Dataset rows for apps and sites

------------------------------------------------

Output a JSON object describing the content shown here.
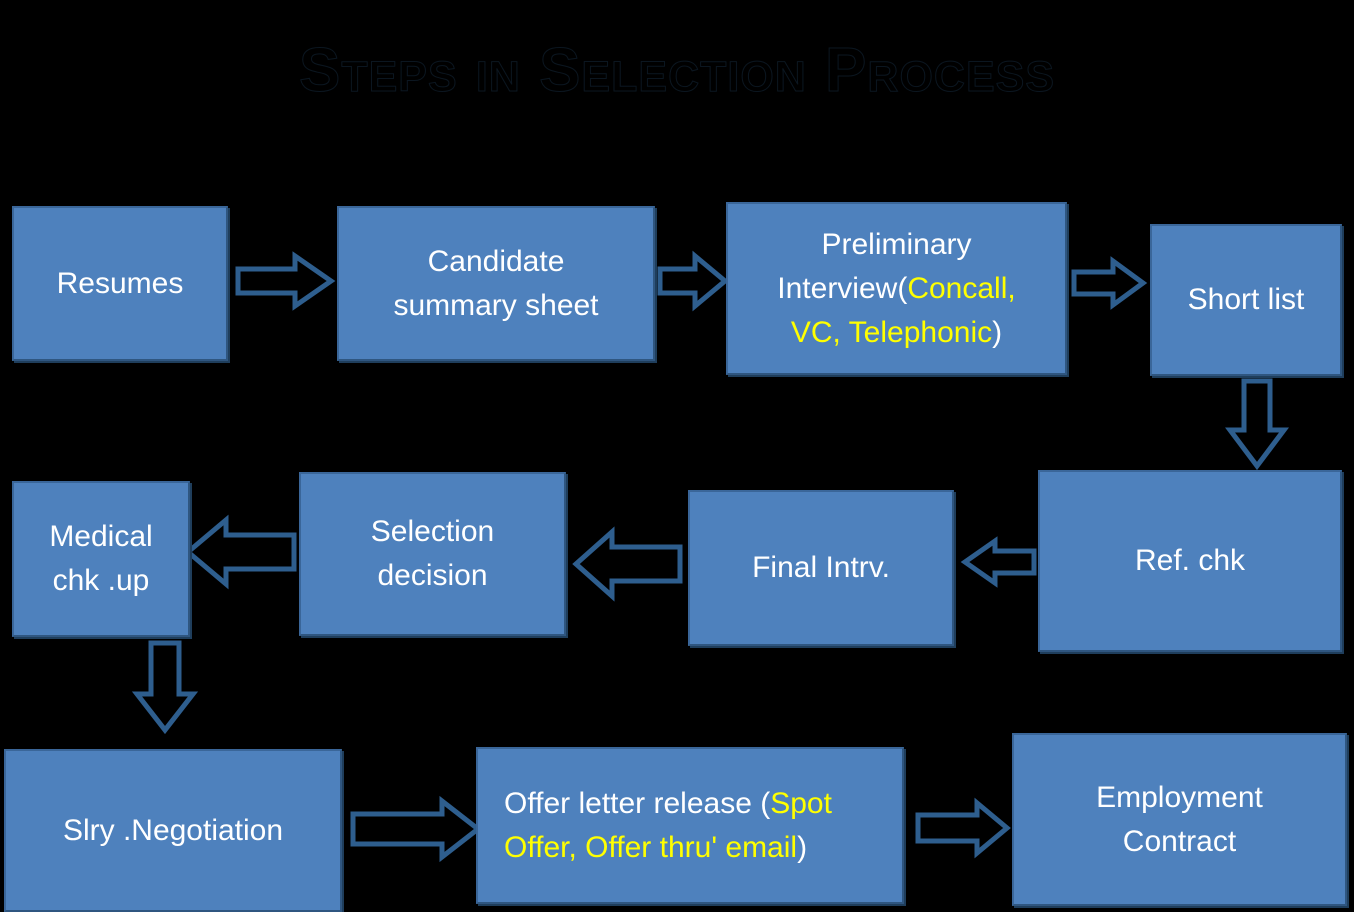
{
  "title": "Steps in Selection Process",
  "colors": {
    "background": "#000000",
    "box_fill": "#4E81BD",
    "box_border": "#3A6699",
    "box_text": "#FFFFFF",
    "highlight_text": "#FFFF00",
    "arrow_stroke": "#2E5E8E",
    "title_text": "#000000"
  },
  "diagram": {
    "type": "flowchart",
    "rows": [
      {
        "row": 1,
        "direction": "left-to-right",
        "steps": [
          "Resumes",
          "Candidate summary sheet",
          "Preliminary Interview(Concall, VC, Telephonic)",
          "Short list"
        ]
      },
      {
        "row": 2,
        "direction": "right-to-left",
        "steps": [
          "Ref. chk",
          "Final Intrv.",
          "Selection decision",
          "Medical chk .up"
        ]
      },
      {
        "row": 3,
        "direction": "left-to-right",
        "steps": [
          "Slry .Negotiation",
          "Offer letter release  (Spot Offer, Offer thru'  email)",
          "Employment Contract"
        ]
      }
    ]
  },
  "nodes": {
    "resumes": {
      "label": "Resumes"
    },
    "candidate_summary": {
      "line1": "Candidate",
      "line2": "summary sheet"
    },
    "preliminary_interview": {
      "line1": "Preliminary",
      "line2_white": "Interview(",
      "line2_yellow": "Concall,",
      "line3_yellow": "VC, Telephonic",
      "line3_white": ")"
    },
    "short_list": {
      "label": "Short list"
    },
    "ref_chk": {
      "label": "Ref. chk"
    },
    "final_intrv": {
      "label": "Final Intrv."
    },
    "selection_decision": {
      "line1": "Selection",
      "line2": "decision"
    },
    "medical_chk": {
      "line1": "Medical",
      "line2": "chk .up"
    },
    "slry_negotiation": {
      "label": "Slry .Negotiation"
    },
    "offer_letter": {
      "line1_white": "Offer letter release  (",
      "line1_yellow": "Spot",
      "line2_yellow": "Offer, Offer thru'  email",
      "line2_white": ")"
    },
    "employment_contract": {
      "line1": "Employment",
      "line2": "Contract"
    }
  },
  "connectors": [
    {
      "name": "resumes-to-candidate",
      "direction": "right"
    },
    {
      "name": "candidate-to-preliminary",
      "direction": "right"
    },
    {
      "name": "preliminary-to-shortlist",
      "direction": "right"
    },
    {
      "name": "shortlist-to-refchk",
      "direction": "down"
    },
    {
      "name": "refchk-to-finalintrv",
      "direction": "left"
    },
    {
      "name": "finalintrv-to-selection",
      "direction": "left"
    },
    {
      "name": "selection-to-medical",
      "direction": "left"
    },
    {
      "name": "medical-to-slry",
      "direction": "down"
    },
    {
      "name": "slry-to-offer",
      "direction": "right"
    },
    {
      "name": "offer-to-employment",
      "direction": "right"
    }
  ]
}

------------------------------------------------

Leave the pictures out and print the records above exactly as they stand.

Reply to the task:
Output a JSON object describing the content shown here.
{
  "title": "Steps in Selection Process",
  "colors": {
    "background": "#000000",
    "box_fill": "#4E81BD",
    "box_border": "#3A6699",
    "box_text": "#FFFFFF",
    "highlight_text": "#FFFF00",
    "arrow_stroke": "#2E5E8E",
    "title_text": "#000000"
  },
  "diagram": {
    "type": "flowchart",
    "rows": [
      {
        "row": 1,
        "direction": "left-to-right",
        "steps": [
          "Resumes",
          "Candidate summary sheet",
          "Preliminary Interview(Concall, VC, Telephonic)",
          "Short list"
        ]
      },
      {
        "row": 2,
        "direction": "right-to-left",
        "steps": [
          "Ref. chk",
          "Final Intrv.",
          "Selection decision",
          "Medical chk .up"
        ]
      },
      {
        "row": 3,
        "direction": "left-to-right",
        "steps": [
          "Slry .Negotiation",
          "Offer letter release  (Spot Offer, Offer thru'  email)",
          "Employment Contract"
        ]
      }
    ]
  },
  "nodes": {
    "resumes": {
      "label": "Resumes"
    },
    "candidate_summary": {
      "line1": "Candidate",
      "line2": "summary sheet"
    },
    "preliminary_interview": {
      "line1": "Preliminary",
      "line2_white": "Interview(",
      "line2_yellow": "Concall,",
      "line3_yellow": "VC, Telephonic",
      "line3_white": ")"
    },
    "short_list": {
      "label": "Short list"
    },
    "ref_chk": {
      "label": "Ref. chk"
    },
    "final_intrv": {
      "label": "Final Intrv."
    },
    "selection_decision": {
      "line1": "Selection",
      "line2": "decision"
    },
    "medical_chk": {
      "line1": "Medical",
      "line2": "chk .up"
    },
    "slry_negotiation": {
      "label": "Slry .Negotiation"
    },
    "offer_letter": {
      "line1_white": "Offer letter release  (",
      "line1_yellow": "Spot",
      "line2_yellow": "Offer, Offer thru'  email",
      "line2_white": ")"
    },
    "employment_contract": {
      "line1": "Employment",
      "line2": "Contract"
    }
  },
  "connectors": [
    {
      "name": "resumes-to-candidate",
      "direction": "right"
    },
    {
      "name": "candidate-to-preliminary",
      "direction": "right"
    },
    {
      "name": "preliminary-to-shortlist",
      "direction": "right"
    },
    {
      "name": "shortlist-to-refchk",
      "direction": "down"
    },
    {
      "name": "refchk-to-finalintrv",
      "direction": "left"
    },
    {
      "name": "finalintrv-to-selection",
      "direction": "left"
    },
    {
      "name": "selection-to-medical",
      "direction": "left"
    },
    {
      "name": "medical-to-slry",
      "direction": "down"
    },
    {
      "name": "slry-to-offer",
      "direction": "right"
    },
    {
      "name": "offer-to-employment",
      "direction": "right"
    }
  ]
}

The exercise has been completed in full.